The answer, of course, is that it depends.
In situations with many routes to the desired destination, you probably want a general steer, especially where there’s a chance of being ambushed by a plan-busting punch in the face. If you’re trying to repair a broken toaster or defuse a bomb, you probably want more prescription.
Suitability regulations need to provide enough guidance to be effective without becoming over-prescriptive. This can be a difficult balance to find.
The more space you leave for interpretation, the more you invite unintended consequences to rush in and fill it.
Set a rule that a solution ‘must account for a client’s willingness to take investment risk’ and Risk Tolerance will be considered. But how that Risk Tolerance is assessed may not be. The same goes for ‘considering’ Risk Capacity with a sentence nodding towards a client’s age or cash flow. Or Knowledge and Experience with a form designed to close off a compliance file rather than open up a client’s relevant investing history.
What about a client’s sustainability preferences?
Proposed amendments to the MiFID regulations state that such preferences will need to be “taken into account”.
The draft regulations state that what must be taken into account are:
This is welcome… in a way.
At Oxford Risk, we’ve long argued that sustainability preferences are a key part of understanding financial personality – and therefore integral to a comprehensive suitability process. Especially now that ESG is in the headlines, and more ESG products are on the shelf. We’ve strong evidence that merely asking clients about ESG increases their engagement with investing as a whole, which is undoubtedly the sort of good thing that a suitability process aims to achieve.
However, how do you avoid an investor stating simply: ‘Yes, I’d like some ESG’, and ending up with a token-gesture allocation to a fund that changed its name to include ‘sustainable’ a couple of weeks before? That would tick the box, but it would be a stretch to call it suitable. It would meet the letter of the law, but it would be insulting the spirit of it.

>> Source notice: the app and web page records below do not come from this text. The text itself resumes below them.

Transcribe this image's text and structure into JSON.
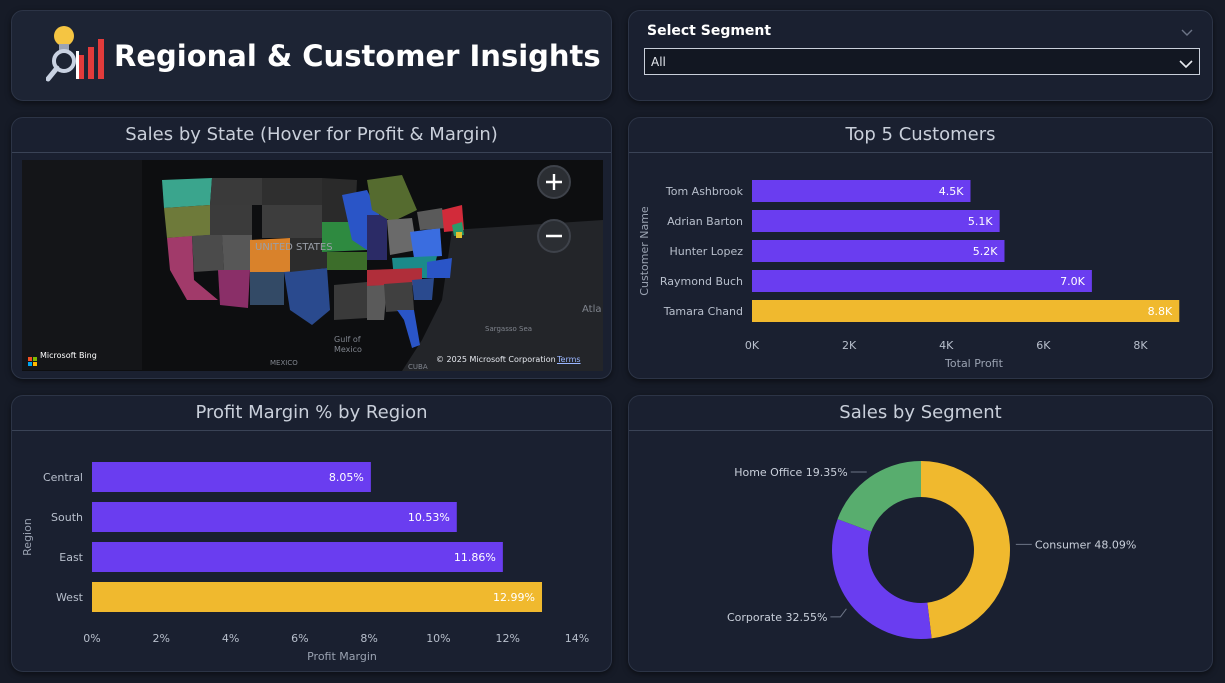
{
  "header": {
    "title": "Regional & Customer Insights",
    "logo_icon": "insights-logo-icon"
  },
  "slicer": {
    "label": "Select Segment",
    "value": "All",
    "icon": "chevron-down-icon"
  },
  "map": {
    "title": "Sales by State (Hover for Profit & Margin)",
    "labels": {
      "country": "UNITED STATES",
      "gulf": "Gulf of\nMexico",
      "mexico": "MEXICO",
      "cuba": "CUBA",
      "sargasso": "Sargasso Sea",
      "atlantic": "Atla"
    },
    "brand": "Microsoft Bing",
    "copyright": "© 2025 Microsoft Corporation",
    "terms": "Terms",
    "zoom_in_icon": "plus-icon",
    "zoom_out_icon": "minus-icon"
  },
  "chart_data": [
    {
      "type": "bar",
      "orientation": "horizontal",
      "title": "Top 5 Customers",
      "xlabel": "Total Profit",
      "ylabel": "Customer Name",
      "categories": [
        "Tom Ashbrook",
        "Adrian Barton",
        "Hunter Lopez",
        "Raymond Buch",
        "Tamara Chand"
      ],
      "values": [
        4500,
        5100,
        5200,
        7000,
        8800
      ],
      "data_labels": [
        "4.5K",
        "5.1K",
        "5.2K",
        "7.0K",
        "8.8K"
      ],
      "xlim": [
        0,
        9000
      ],
      "ticks": [
        0,
        2000,
        4000,
        6000,
        8000
      ],
      "tick_labels": [
        "0K",
        "2K",
        "4K",
        "6K",
        "8K"
      ],
      "colors": [
        "#6a3df0",
        "#6a3df0",
        "#6a3df0",
        "#6a3df0",
        "#f0b92e"
      ]
    },
    {
      "type": "bar",
      "orientation": "horizontal",
      "title": "Profit Margin % by Region",
      "xlabel": "Profit Margin",
      "ylabel": "Region",
      "categories": [
        "Central",
        "South",
        "East",
        "West"
      ],
      "values": [
        8.05,
        10.53,
        11.86,
        12.99
      ],
      "data_labels": [
        "8.05%",
        "10.53%",
        "11.86%",
        "12.99%"
      ],
      "xlim": [
        0,
        14
      ],
      "ticks": [
        0,
        2,
        4,
        6,
        8,
        10,
        12,
        14
      ],
      "tick_labels": [
        "0%",
        "2%",
        "4%",
        "6%",
        "8%",
        "10%",
        "12%",
        "14%"
      ],
      "colors": [
        "#6a3df0",
        "#6a3df0",
        "#6a3df0",
        "#f0b92e"
      ]
    },
    {
      "type": "pie",
      "variant": "donut",
      "title": "Sales by Segment",
      "categories": [
        "Consumer",
        "Corporate",
        "Home Office"
      ],
      "values": [
        48.09,
        32.55,
        19.35
      ],
      "data_labels": [
        "Consumer 48.09%",
        "Corporate 32.55%",
        "Home Office 19.35%"
      ],
      "colors": [
        "#f0b92e",
        "#6a3df0",
        "#58ad6e"
      ]
    }
  ]
}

And, as we wrote here, it is the spirit that should be primary, because meeting the spirit of the regulations will always meet the laws, but the reverse is not always true.
All over Europe, we’ve spoken to the people that must interpret and implement this guidance. The only things on which they can agree is that they can’t agree on how to interpret it, but they have to implement it by 2nd August regardless.
Some element of being open to interpretation is necessary. But this is no excuse for encouraging confusion.
Among other shortcomings, the proposed regulations encourage:
Regardless of the inevitable imperfections in interpretation, there are some sensible ways to tick the required boxes:
These are all features of our comprehensive Oxford Risk ESG Suitability tools, which were launched in 2019, and continue to evolve based on our market-leading behavioural research. We’ve been researching and reporting on sustainability preferences for over half a decade. Our tools were created and refined by seven studies involving thousands of investors over four continents.
Our methodology provides a solid scientific grounding to the questions of: how much sustainable investing is suitable? And of this, how much should be weighted towards specifically environmental causes?
Trusting the answers to these questions requires assessment tools with more pedigree than some questions rustled together in a rush to beat a regulatory deadline.
A fully transparent outline of our methodology is available on request.
If incorporating sustainability preferences is worth doing – and it surely is! – it’s worth doing right. Prioritising matching ticks to boxes over investors to suitable solutions will turn the best of intentions into the worst of outcomes. Click here to download our new guide, ESG: The Compelling & The Complaint for more information around the European regulation and how you can best meet it.
Sustainable and would-be-sustainable investors are distinguished by attitudes far more than by demographics, and points to six 'social investment profiles' that indicate characteristics of different representative groups of the investing population.Read More